■ **Work to be completed**
The answer is one number. Say how many lines in the entries below include the word "JSON".

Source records
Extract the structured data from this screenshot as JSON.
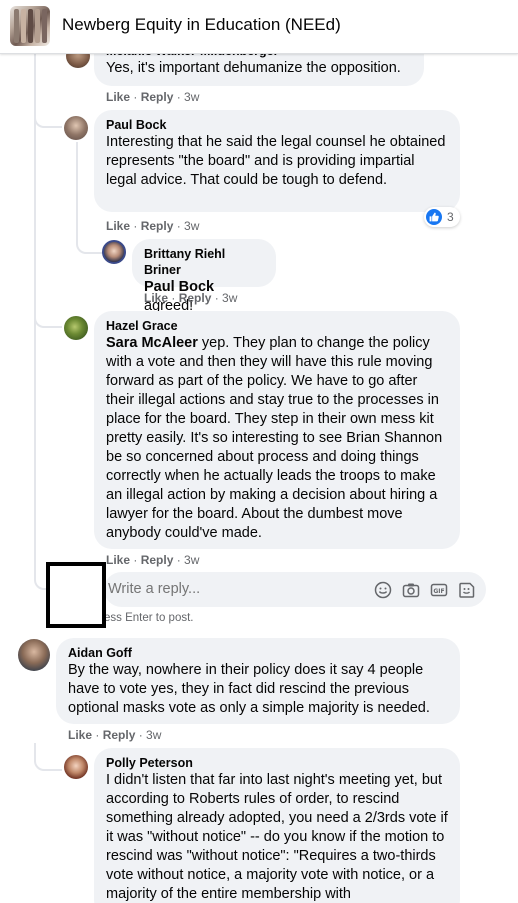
{
  "header": {
    "group_name": "Newberg Equity in Education (NEEd)"
  },
  "comments": {
    "c0": {
      "author": "Melanie Walker-Mildenberger",
      "text": "Yes, it's important dehumanize the opposition.",
      "like": "Like",
      "reply": "Reply",
      "time": "3w"
    },
    "c1": {
      "author": "Paul Bock",
      "text": "Interesting that he said the legal counsel he obtained represents \"the board\" and is providing impartial legal advice. That could be tough to defend.",
      "like": "Like",
      "reply": "Reply",
      "time": "3w",
      "reaction_count": "3"
    },
    "c2": {
      "author": "Brittany Riehl Briner",
      "mention": "Paul Bock",
      "text": " agreed!",
      "like": "Like",
      "reply": "Reply",
      "time": "3w"
    },
    "c3": {
      "author": "Hazel Grace",
      "mention": "Sara McAleer",
      "text": " yep. They plan to change the policy with a vote and then they will have this rule moving forward as part of the policy. We have to go after their illegal actions and stay true to the processes in place for the board. They step in their own mess kit pretty easily. It's so interesting to see Brian Shannon be so concerned about process and doing things correctly when he actually leads the troops to make an illegal action by making a decision about hiring a lawyer for the board. About the dumbest move anybody could've made.",
      "like": "Like",
      "reply": "Reply",
      "time": "3w"
    },
    "reply_box": {
      "placeholder": "Write a reply...",
      "hint": "ess Enter to post."
    },
    "c4": {
      "author": "Aidan Goff",
      "text": "By the way, nowhere in their policy does it say 4 people have to vote yes, they in fact did rescind the previous optional masks vote as only a simple majority is needed.",
      "like": "Like",
      "reply": "Reply",
      "time": "3w"
    },
    "c5": {
      "author": "Polly Peterson",
      "text": "I didn't listen that far into last night's meeting yet, but according to Roberts rules of order, to rescind something already adopted, you need a 2/3rds vote if it was \"without notice\" -- do you know if the motion to rescind was \"without notice\": \"Requires a two-thirds vote without notice, a majority vote with notice, or a majority of the entire membership with"
    }
  },
  "icons": [
    "emoji-icon",
    "camera-icon",
    "gif-icon",
    "sticker-icon",
    "like-reaction-icon"
  ],
  "colors": {
    "bubble": "#f0f2f5",
    "meta": "#65676b",
    "like_blue": "#1877f2"
  }
}
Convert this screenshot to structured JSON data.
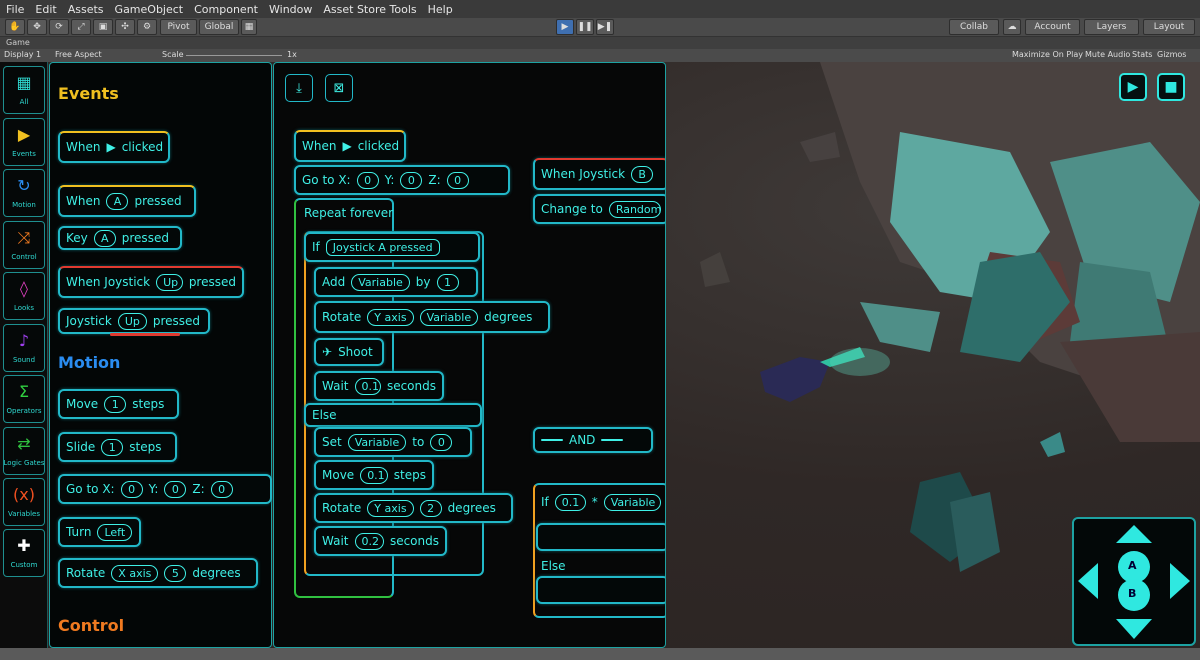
{
  "menu": [
    "File",
    "Edit",
    "Assets",
    "GameObject",
    "Component",
    "Window",
    "Asset Store Tools",
    "Help"
  ],
  "toolbar": {
    "pivot": "Pivot",
    "global": "Global",
    "collab": "Collab",
    "account": "Account",
    "layers": "Layers",
    "layout": "Layout"
  },
  "game_tab": "Game",
  "game_options": {
    "display": "Display 1",
    "aspect": "Free Aspect",
    "scale_label": "Scale",
    "scale_value": "1x",
    "maximize": "Maximize On Play",
    "mute": "Mute Audio",
    "stats": "Stats",
    "gizmos": "Gizmos"
  },
  "categories": [
    {
      "label": "All",
      "icon": "grid",
      "color": "#2fd8d0"
    },
    {
      "label": "Events",
      "icon": "play",
      "color": "#f0c020"
    },
    {
      "label": "Motion",
      "icon": "rotate",
      "color": "#2a8cf0"
    },
    {
      "label": "Control",
      "icon": "shuffle",
      "color": "#f07a20"
    },
    {
      "label": "Looks",
      "icon": "drop",
      "color": "#e040c0"
    },
    {
      "label": "Sound",
      "icon": "note",
      "color": "#a040f0"
    },
    {
      "label": "Operators",
      "icon": "sigma",
      "color": "#30d040"
    },
    {
      "label": "Logic Gates",
      "icon": "cycle",
      "color": "#30c040"
    },
    {
      "label": "Variables",
      "icon": "x",
      "color": "#f05020"
    },
    {
      "label": "Custom",
      "icon": "plus",
      "color": "#ffffff"
    }
  ],
  "palette": {
    "events_title": "Events",
    "motion_title": "Motion",
    "control_title": "Control",
    "when": "When",
    "clicked": "clicked",
    "pressed": "pressed",
    "key": "Key",
    "a": "A",
    "when_joystick": "When Joystick",
    "joystick": "Joystick",
    "up": "Up",
    "move": "Move",
    "steps": "steps",
    "slide": "Slide",
    "one": "1",
    "goto": "Go to X:",
    "y": "Y:",
    "z": "Z:",
    "zero": "0",
    "turn": "Turn",
    "left": "Left",
    "rotate": "Rotate",
    "xaxis": "X axis",
    "five": "5",
    "degrees": "degrees"
  },
  "script": {
    "when": "When",
    "clicked": "clicked",
    "goto": "Go to X:",
    "y": "Y:",
    "z": "Z:",
    "zero": "0",
    "repeat": "Repeat forever",
    "if": "If",
    "joystick": "Joystick",
    "a": "A",
    "pressed": "pressed",
    "add": "Add",
    "variable": "Variable",
    "by": "by",
    "one": "1",
    "rotate": "Rotate",
    "yaxis": "Y axis",
    "degrees": "degrees",
    "shoot": "Shoot",
    "wait": "Wait",
    "p1": "0.1",
    "seconds": "seconds",
    "else": "Else",
    "set": "Set",
    "to": "to",
    "move": "Move",
    "steps": "steps",
    "two": "2",
    "p2": "0.2",
    "when_joystick": "When Joystick",
    "b": "B",
    "change": "Change to",
    "random": "Random",
    "and": "AND",
    "star": "*"
  },
  "gamepad": {
    "a": "A",
    "b": "B"
  }
}
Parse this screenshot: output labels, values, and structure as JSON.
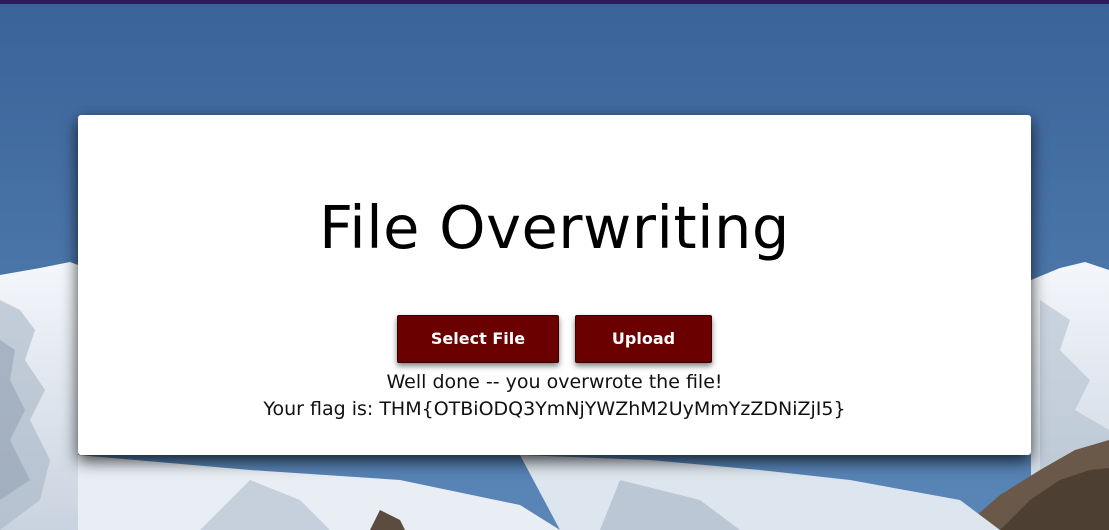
{
  "page": {
    "title": "File Overwriting",
    "buttons": {
      "select_file": "Select File",
      "upload": "Upload"
    },
    "messages": {
      "success": "Well done -- you overwrote the file!",
      "flag_label": "Your flag is: ",
      "flag_value": "THM{OTBiODQ3YmNjYWZhM2UyMmYzZDNiZjI5}"
    }
  },
  "colors": {
    "sky": "#3e6a9f",
    "top_border": "#2b1a5c",
    "button": "#6b0000",
    "card": "#ffffff"
  },
  "background": {
    "icon": "snowy-mountain-landscape"
  }
}
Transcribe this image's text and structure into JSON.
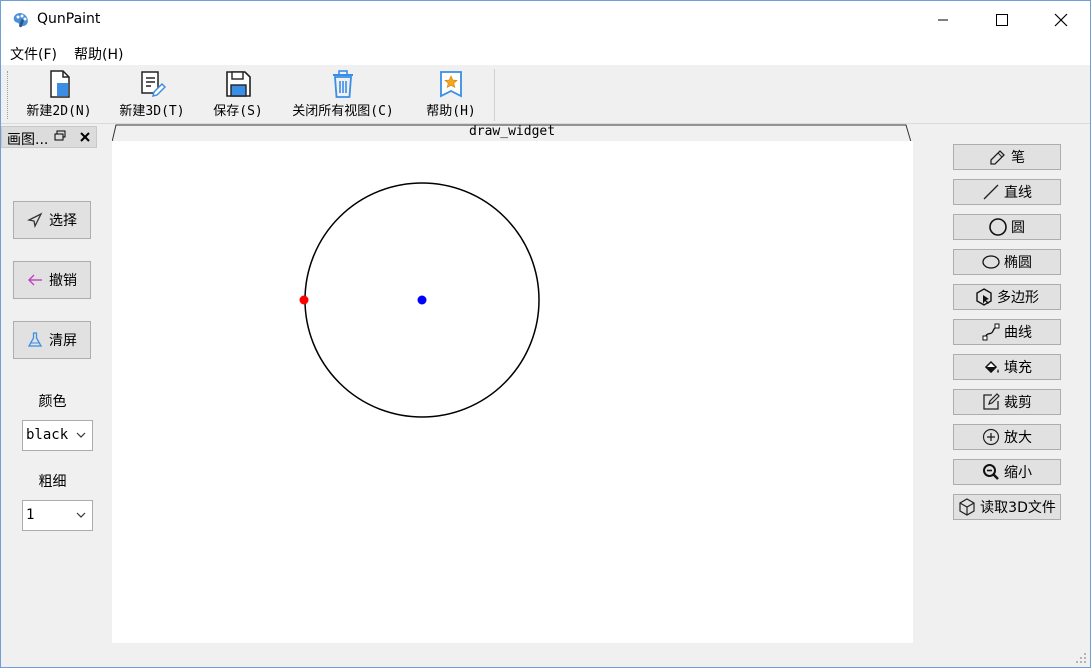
{
  "window": {
    "title": "QunPaint",
    "icon": "paint-palette-icon"
  },
  "menu": {
    "file": "文件(F)",
    "help": "帮助(H)"
  },
  "toolbar": {
    "items": [
      {
        "label": "新建2D(N)",
        "icon": "new-document-icon"
      },
      {
        "label": "新建3D(T)",
        "icon": "new-edit-document-icon"
      },
      {
        "label": "保存(S)",
        "icon": "save-disk-icon"
      },
      {
        "label": "关闭所有视图(C)",
        "icon": "trash-icon"
      },
      {
        "label": "帮助(H)",
        "icon": "help-star-icon"
      }
    ]
  },
  "dock": {
    "title": "画图...",
    "select_label": "选择",
    "undo_label": "撤销",
    "clear_label": "清屏",
    "color_label": "颜色",
    "color_value": "black",
    "thickness_label": "粗细",
    "thickness_value": "1"
  },
  "canvas": {
    "tab_title": "draw_widget",
    "shape": "circle",
    "stroke_color": "#000000",
    "center_point_color": "#0000ff",
    "edge_point_color": "#ff0000"
  },
  "tools": {
    "pen": "笔",
    "line": "直线",
    "circle": "圆",
    "ellipse": "椭圆",
    "polygon": "多边形",
    "curve": "曲线",
    "fill": "填充",
    "crop": "裁剪",
    "zoom_in": "放大",
    "zoom_out": "缩小",
    "read3d": "读取3D文件"
  }
}
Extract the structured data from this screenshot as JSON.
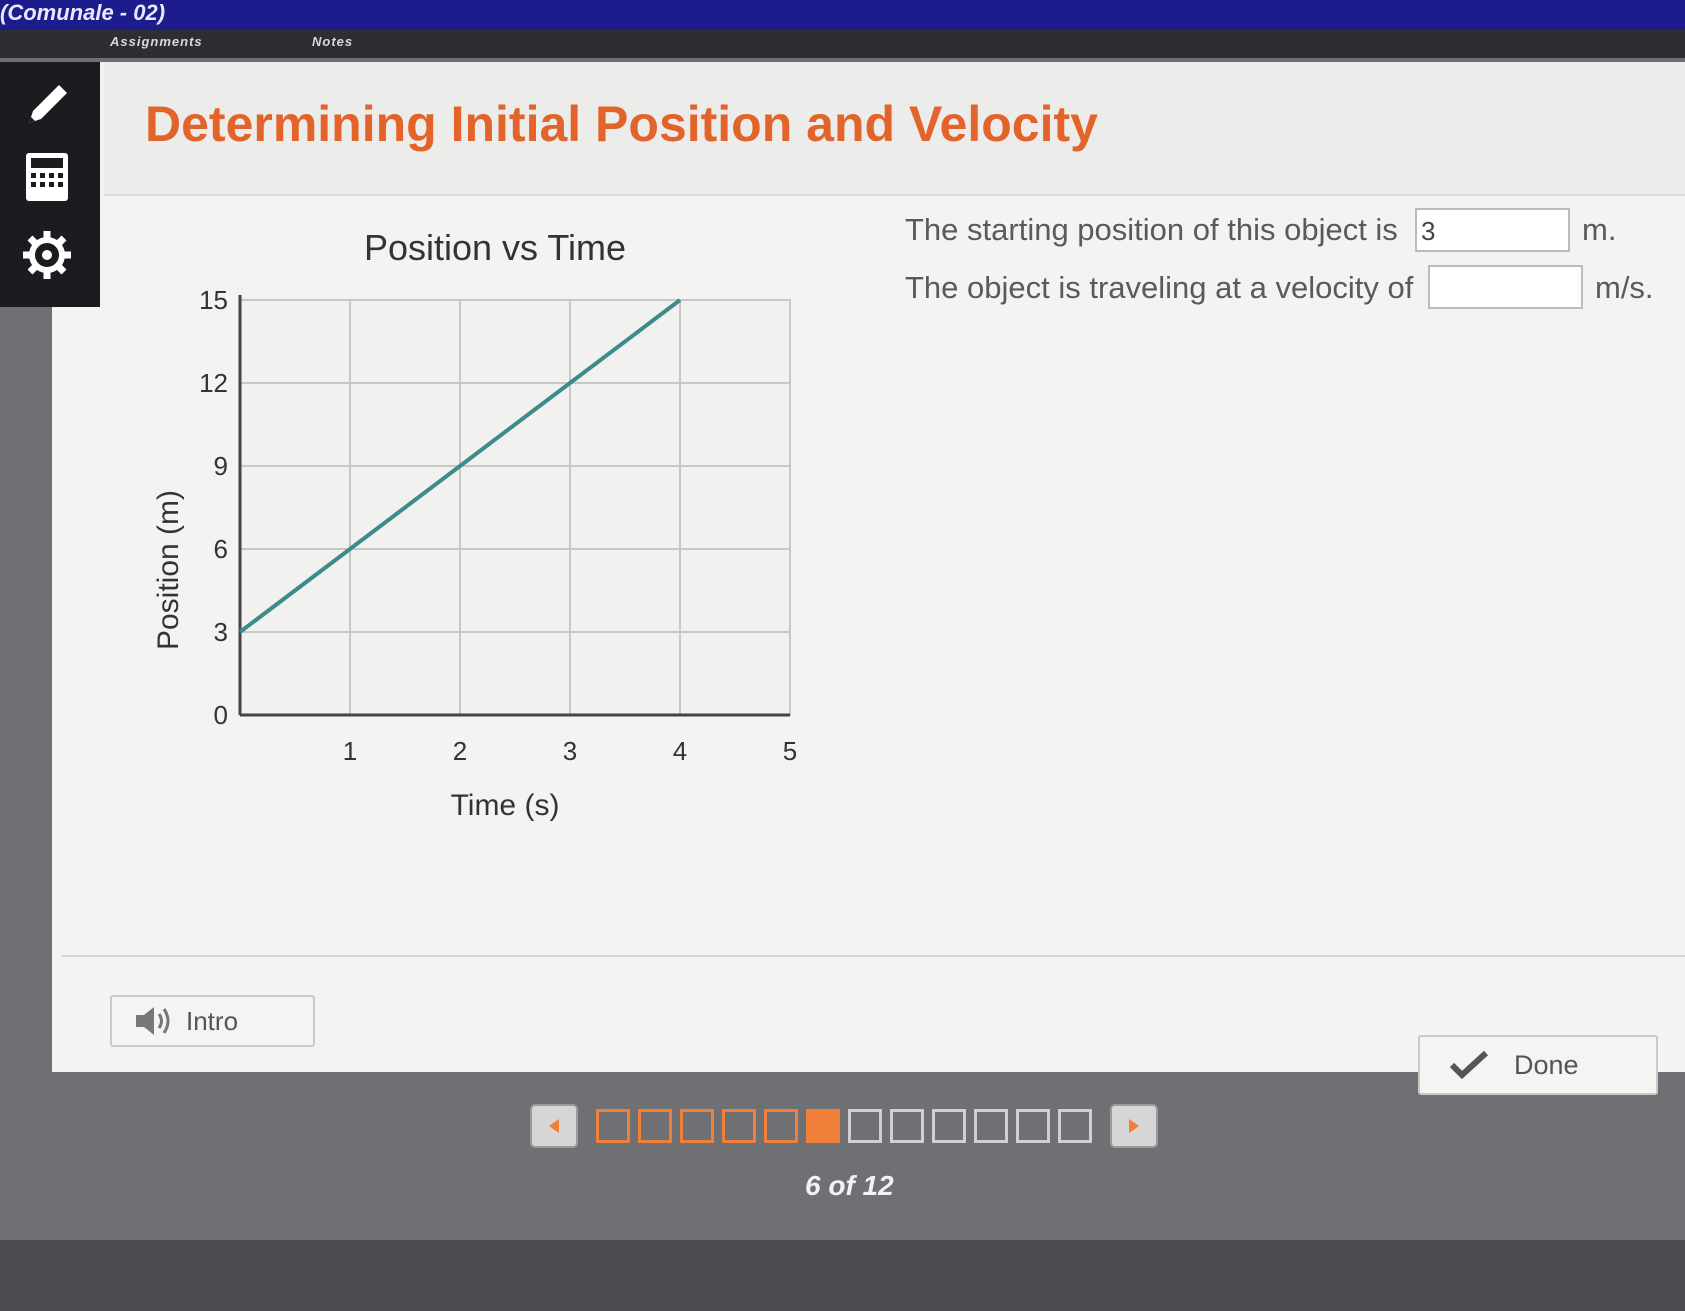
{
  "window": {
    "course_title": "(Comunale - 02)"
  },
  "nav": {
    "crumbs": [
      "Assignments",
      "Notes"
    ],
    "tools": [
      {
        "icon": "pencil-icon"
      },
      {
        "icon": "calculator-icon"
      },
      {
        "icon": "gear-icon"
      }
    ]
  },
  "page": {
    "title": "Determining Initial Position and Velocity"
  },
  "chart_data": {
    "type": "line",
    "title": "Position vs Time",
    "xlabel": "Time (s)",
    "ylabel": "Position (m)",
    "x_ticks": [
      "1",
      "2",
      "3",
      "4",
      "5"
    ],
    "y_ticks": [
      "0",
      "3",
      "6",
      "9",
      "12",
      "15"
    ],
    "xlim": [
      0,
      5
    ],
    "ylim": [
      0,
      15
    ],
    "grid": true,
    "series": [
      {
        "x": [
          0,
          1,
          2,
          3,
          4
        ],
        "y": [
          3,
          6,
          9,
          12,
          15
        ]
      }
    ],
    "line_color": "#3f8a8a"
  },
  "questions": {
    "q1": {
      "prefix": "The starting position of this object is",
      "value": "3",
      "unit": "m."
    },
    "q2": {
      "prefix": "The object is traveling at a velocity of",
      "value": "",
      "unit": "m/s."
    }
  },
  "buttons": {
    "intro_label": "Intro",
    "done_label": "Done"
  },
  "pager": {
    "current": 6,
    "total": 12,
    "label": "6 of 12"
  },
  "colors": {
    "accent": "#e3642a",
    "progress": "#f07f3a"
  }
}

■ **Response to the exercise**
5